We should maintain that if an interpretation of any word in any religion leads to disharmony and does not positively further the welfare of the many, then such an interpretation is to be regarded as wrong; that is, against the will of God, or as the working of Satan or Mara.

Buddhadasa Bikkhu, a Thai Buddhist Monk

Tuesday, September 13, 2011

Preaching Challenges (vii)

FPC, Lowville, NY
This is the seventh posting in a series working on what it means to be a church, based on eight criteria the Mars Hill Church uses to define its branch congregations as churches, which are listed in the first posting of this series (here).

As we've already seen, the third criterion used by the Mars Hill Church to define its branch congregations as "churches," is, "The church regularly gathers to hear God’s Word rightly preached and to respond in worshipful ways."  We've also seen that preaching "is in our blood" as Protestants.  It's what we do.  It's what we've been doing for centuries, and it's worth asking why we keep doing it—apart from the fact that we tend to keep on doing what we've always done.

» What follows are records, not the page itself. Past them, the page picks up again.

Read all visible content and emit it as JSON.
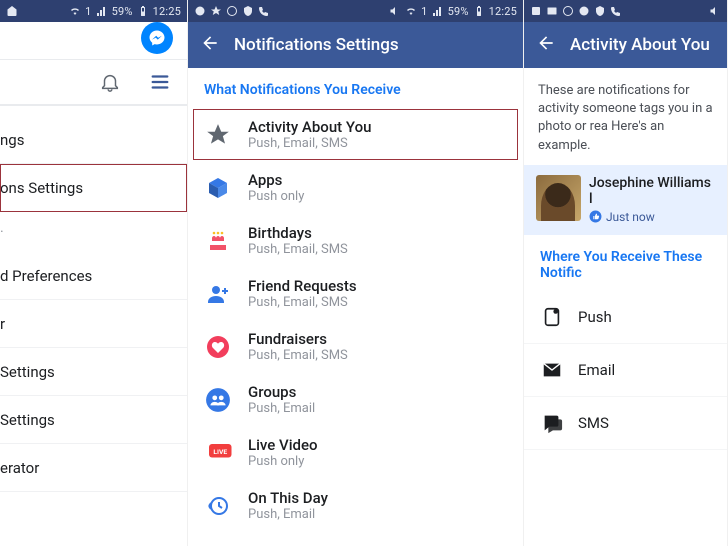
{
  "statusbar": {
    "battery": "59%",
    "time": "12:25",
    "signal": "1"
  },
  "screen1": {
    "items": [
      "ngs",
      "ons Settings",
      "d Preferences",
      "r",
      "Settings",
      "Settings",
      "erator"
    ]
  },
  "screen2": {
    "title": "Notifications Settings",
    "section": "What Notifications You Receive",
    "items": [
      {
        "title": "Activity About You",
        "sub": "Push, Email, SMS"
      },
      {
        "title": "Apps",
        "sub": "Push only"
      },
      {
        "title": "Birthdays",
        "sub": "Push, Email, SMS"
      },
      {
        "title": "Friend Requests",
        "sub": "Push, Email, SMS"
      },
      {
        "title": "Fundraisers",
        "sub": "Push, Email, SMS"
      },
      {
        "title": "Groups",
        "sub": "Push, Email"
      },
      {
        "title": "Live Video",
        "sub": "Push only"
      },
      {
        "title": "On This Day",
        "sub": "Push, Email"
      }
    ]
  },
  "screen3": {
    "title": "Activity About You",
    "desc": "These are notifications for activity someone tags you in a photo or rea Here's an example.",
    "notif": {
      "name": "Josephine Williams l",
      "time": "Just now"
    },
    "section": "Where You Receive These Notific",
    "channels": [
      "Push",
      "Email",
      "SMS"
    ]
  }
}
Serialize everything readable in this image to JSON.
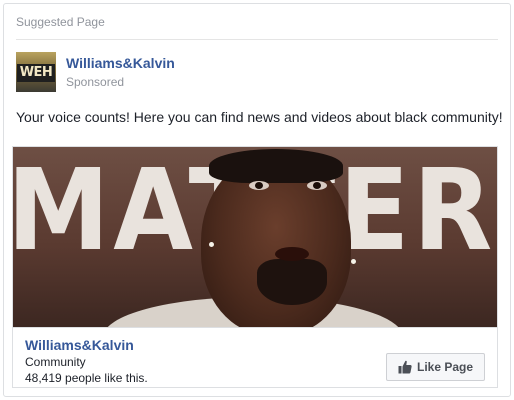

Preaching today is challenging.  In the past, the Sunday preachers dominated the local media aside from printed newspapers.  They were the only regular, weekly game in town when it came to listening and watching public media.  They could preach for 60 minutes or more and hold people's attention.  In the old days, New England families devoted hours of table conversation to dissecting Sunday's sermon.  Then came radio, and now, of course, preachers are only one small voice in the overwhelming daily bombardment of public media.

So, the challenge is to say something on a Sunday morning that is entertaining, intelligent, and relevant to the lives of a congregation.  The entertaining part is crucial.  In education circles, there is a term, "edutainment," which means using entertainment media and techniques to communicate educational content.  The highly popular and effective children's TV show, Sesame Street, is the industry standard for quality edutainment.  How does one compete with that?  But, preachers have to try.  If we aren't entertaining, we won't be heard.

Preaching a relevant, meaningful, and thought-provoking message is also important—more so than ever, actually, in our world where soccer dominates Sunday mornings, worship attendance is on the decline, and our Protestant churches still want quality preaching as they always have.  Speaking personally, some weeks this feels daunting.  How does one stay fresh, interesting, and relevant week after week?  Still, it's not quite that grim.  Local churches continue to value preaching excellence, and the weekly sermon is important to them.  Preachers have an amazing array of resources, many of which the Web puts at their fingertips (literally).  Where there is great challenge, there is also great opportunity.  Amen.